Stored records:
● ● ● ●

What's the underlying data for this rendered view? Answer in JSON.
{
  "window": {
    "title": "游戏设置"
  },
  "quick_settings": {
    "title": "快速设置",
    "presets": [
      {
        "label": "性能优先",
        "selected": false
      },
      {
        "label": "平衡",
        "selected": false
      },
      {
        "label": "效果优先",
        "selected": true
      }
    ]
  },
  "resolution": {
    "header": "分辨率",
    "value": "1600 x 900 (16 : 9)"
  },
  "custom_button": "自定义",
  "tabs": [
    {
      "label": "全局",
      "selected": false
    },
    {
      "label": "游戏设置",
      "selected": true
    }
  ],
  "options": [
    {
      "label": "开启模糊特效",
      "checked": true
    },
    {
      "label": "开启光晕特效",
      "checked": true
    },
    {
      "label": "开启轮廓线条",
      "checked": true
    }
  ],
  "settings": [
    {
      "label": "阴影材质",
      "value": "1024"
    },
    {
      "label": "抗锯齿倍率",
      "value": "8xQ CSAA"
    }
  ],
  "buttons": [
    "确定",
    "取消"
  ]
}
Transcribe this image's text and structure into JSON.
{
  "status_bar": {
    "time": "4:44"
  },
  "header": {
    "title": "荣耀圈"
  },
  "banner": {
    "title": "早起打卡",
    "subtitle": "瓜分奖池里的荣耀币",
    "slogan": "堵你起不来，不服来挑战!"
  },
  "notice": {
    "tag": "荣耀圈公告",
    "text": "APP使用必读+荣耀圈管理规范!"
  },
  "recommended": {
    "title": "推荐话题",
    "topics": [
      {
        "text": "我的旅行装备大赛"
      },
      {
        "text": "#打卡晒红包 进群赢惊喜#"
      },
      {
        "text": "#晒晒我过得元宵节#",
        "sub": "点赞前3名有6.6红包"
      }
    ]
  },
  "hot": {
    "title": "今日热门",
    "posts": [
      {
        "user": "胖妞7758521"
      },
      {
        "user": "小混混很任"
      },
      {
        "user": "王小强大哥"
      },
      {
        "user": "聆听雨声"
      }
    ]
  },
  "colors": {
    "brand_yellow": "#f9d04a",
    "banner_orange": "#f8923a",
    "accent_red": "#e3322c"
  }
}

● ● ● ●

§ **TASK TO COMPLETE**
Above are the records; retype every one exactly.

§ **EXPECTED ANSWER**
What's the underlying data for this rendered view? Answer in JSON.
{
  "window": {
    "title": "游戏设置"
  },
  "quick_settings": {
    "title": "快速设置",
    "presets": [
      {
        "label": "性能优先",
        "selected": false
      },
      {
        "label": "平衡",
        "selected": false
      },
      {
        "label": "效果优先",
        "selected": true
      }
    ]
  },
  "resolution": {
    "header": "分辨率",
    "value": "1600 x 900 (16 : 9)"
  },
  "custom_button": "自定义",
  "tabs": [
    {
      "label": "全局",
      "selected": false
    },
    {
      "label": "游戏设置",
      "selected": true
    }
  ],
  "options": [
    {
      "label": "开启模糊特效",
      "checked": true
    },
    {
      "label": "开启光晕特效",
      "checked": true
    },
    {
      "label": "开启轮廓线条",
      "checked": true
    }
  ],
  "settings": [
    {
      "label": "阴影材质",
      "value": "1024"
    },
    {
      "label": "抗锯齿倍率",
      "value": "8xQ CSAA"
    }
  ],
  "buttons": [
    "确定",
    "取消"
  ]
}
Transcribe this image's text and structure into JSON.
{
  "status_bar": {
    "time": "4:44"
  },
  "header": {
    "title": "荣耀圈"
  },
  "banner": {
    "title": "早起打卡",
    "subtitle": "瓜分奖池里的荣耀币",
    "slogan": "堵你起不来，不服来挑战!"
  },
  "notice": {
    "tag": "荣耀圈公告",
    "text": "APP使用必读+荣耀圈管理规范!"
  },
  "recommended": {
    "title": "推荐话题",
    "topics": [
      {
        "text": "我的旅行装备大赛"
      },
      {
        "text": "#打卡晒红包 进群赢惊喜#"
      },
      {
        "text": "#晒晒我过得元宵节#",
        "sub": "点赞前3名有6.6红包"
      }
    ]
  },
  "hot": {
    "title": "今日热门",
    "posts": [
      {
        "user": "胖妞7758521"
      },
      {
        "user": "小混混很任"
      },
      {
        "user": "王小强大哥"
      },
      {
        "user": "聆听雨声"
      }
    ]
  },
  "colors": {
    "brand_yellow": "#f9d04a",
    "banner_orange": "#f8923a",
    "accent_red": "#e3322c"
  }
}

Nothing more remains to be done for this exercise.